Child Arrangements Over the Holiday Season

For many of us Christmas is a time usually spent with our family and friends, around the table with probably too much food. But for newly divorced and separated parents, this might be a very different situation.

This Christmas, it’s important to be mindful of children as new parenting arrangements come in to effect over the summer holiday season.

Many parents are going to be separated for the first time this Christmas, but they should not let the pressure of these new arrangements affect their child or children’s welfare.

As parents, we all want the best for our children. And as a family lawyer I know that parenting arrangements can be a source of tension that children can detect.

Setting Realistic Expectations

It’s reasonable to want to spend time with your children these holidays, but it’s also likely that the other parent will want to do the same. Avoiding this clash of expectations is the best way to ensure holidays and special events are stress free for parents and their children.

LBH recommend some tips to help avoid conflict and tension of the Christmas and summer school holidays.

• Communicate with each other and plan the holiday well in advance

• Stick with the arrangements agreed between yourselves or what was ordered by the courts

• Don’t argue in front of your children or with the in-laws

• Protect your children from harm at all times, and

• If you’re not with your children on Christmas, have another celebration when you see them

When Travelling Overseas of Interstate

If you’re planning to travel overseas, it’s important that you check if the terms of any court orders or parenting plans clash with other arrangements.

Even travelling interstate during the summer break could cause legal headaches for parents with shared parenting arrangements, so it’s essential that an agreement is reached well in advance of the planned holiday.

It’s always best to think about travel plans and to talk to the other parent as early as possible to see if they are happy for the children to go on an overseas holiday.

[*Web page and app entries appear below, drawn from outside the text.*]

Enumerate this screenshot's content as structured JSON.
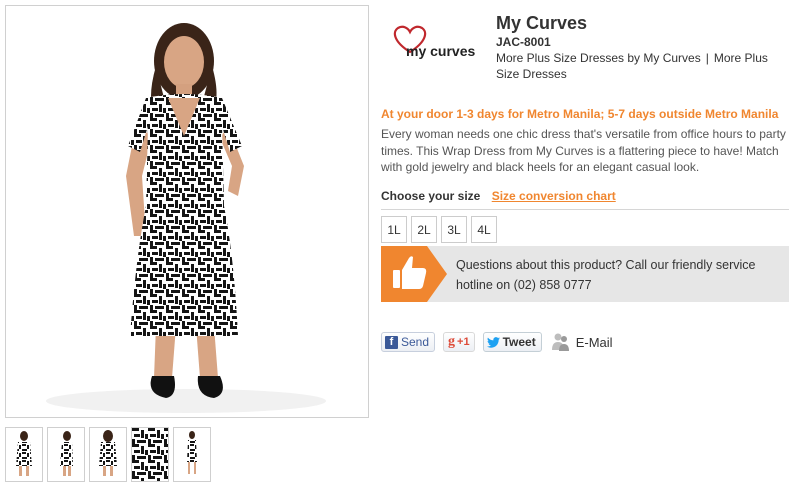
{
  "product": {
    "brand_logo_text": "my curves",
    "title": "My Curves",
    "sku": "JAC-8001",
    "link_brand": "More Plus Size Dresses by My Curves",
    "link_separator": "|",
    "link_category": "More Plus Size Dresses",
    "delivery": "At your door 1-3 days for Metro Manila; 5-7 days outside Metro Manila",
    "description": "Every woman needs one chic dress that's versatile from office hours to party times. This Wrap Dress from My Curves is a flattering piece to have! Match with gold jewelry and black heels for an elegant casual look."
  },
  "sizes": {
    "label": "Choose your size",
    "chart_link": "Size conversion chart",
    "options": [
      "1L",
      "2L",
      "3L",
      "4L"
    ]
  },
  "hotline": {
    "text": "Questions about this product? Call our friendly service hotline on (02) 858 0777"
  },
  "share": {
    "facebook_label": "Send",
    "gplus_label": "+1",
    "twitter_label": "Tweet",
    "email_label": "E-Mail"
  },
  "thumbnails": {
    "count": 5
  },
  "colors": {
    "accent_orange": "#f0862f",
    "hotline_bg": "#e6e6e6",
    "facebook_blue": "#3b5998",
    "twitter_blue": "#1da1f2",
    "gplus_red": "#dd4b39"
  }
}
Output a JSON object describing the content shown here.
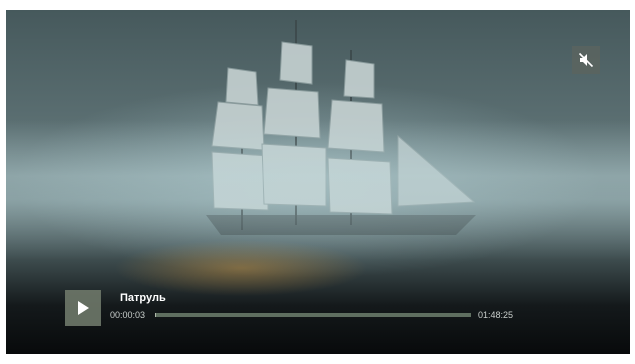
{
  "player": {
    "title": "Патруль",
    "current_time": "00:00:03",
    "total_time": "01:48:25",
    "progress_fraction": 0.0005,
    "muted": true,
    "play_icon": "play-icon",
    "mute_icon": "volume-muted-icon"
  },
  "colors": {
    "control_bg": "#6e7869",
    "progress_track": "#5f6f60",
    "text": "#ffffff"
  }
}
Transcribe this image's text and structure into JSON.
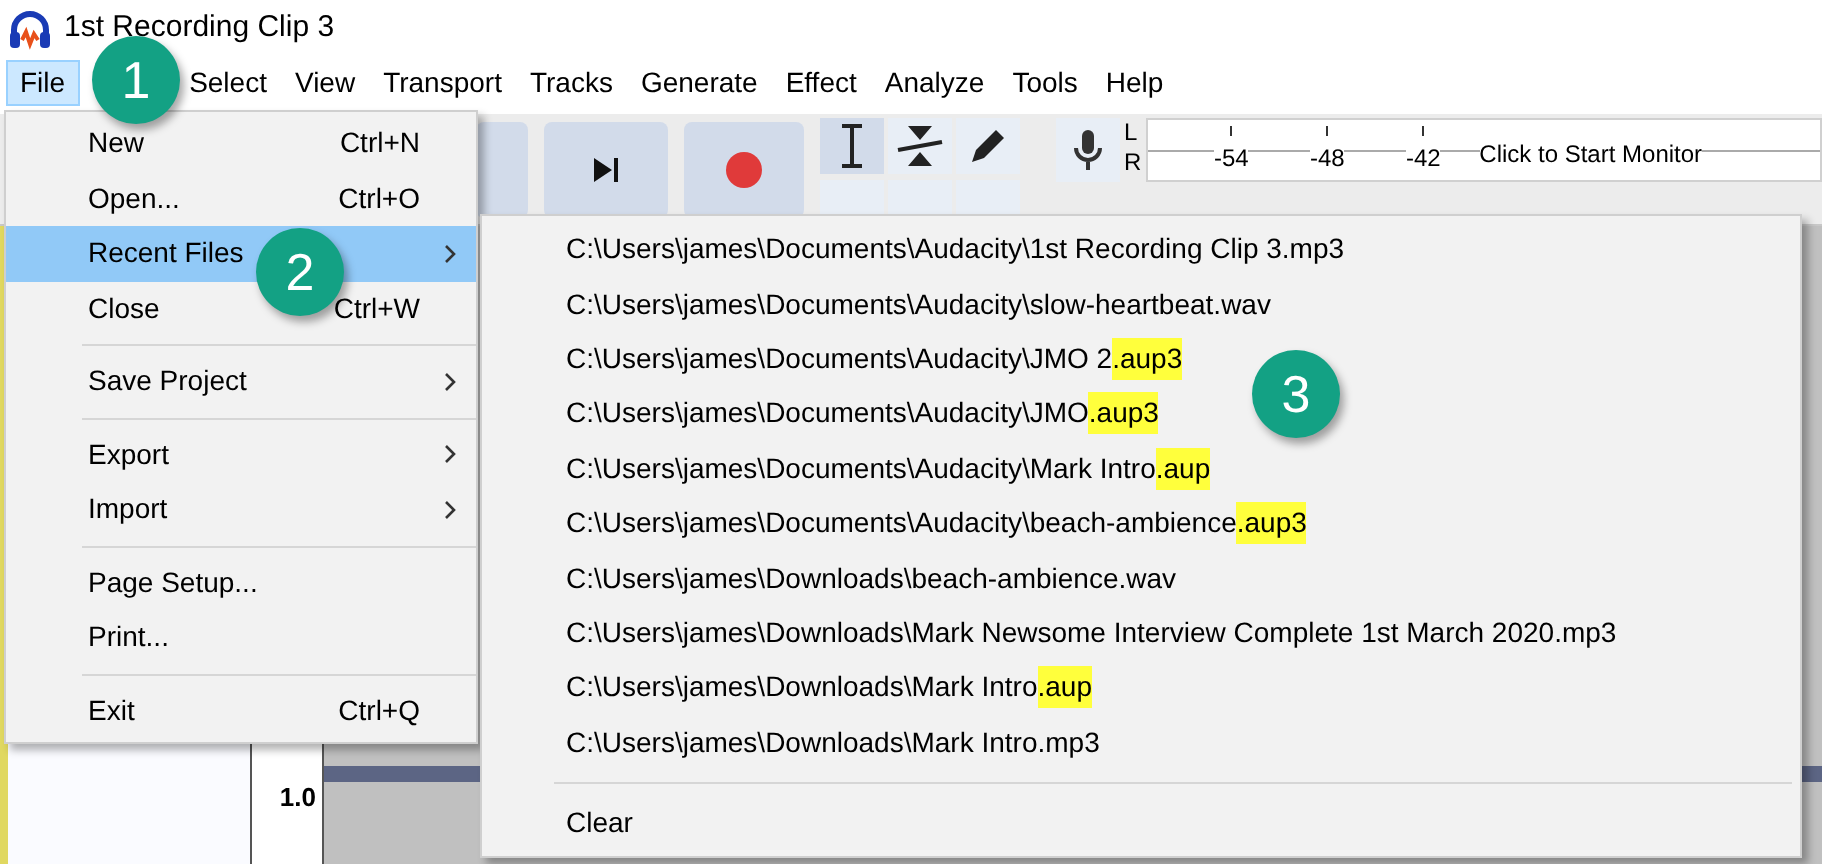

If your children don’t have passports, this issue should be discussed earlier rather than later.

The more open and organised you are about your plans for a holiday, the less likely you are to upset other family members.

Anyone requiring more information about parenting arrangements and how it would be applied to individual situations should contact Robert Tedeschi at LBH on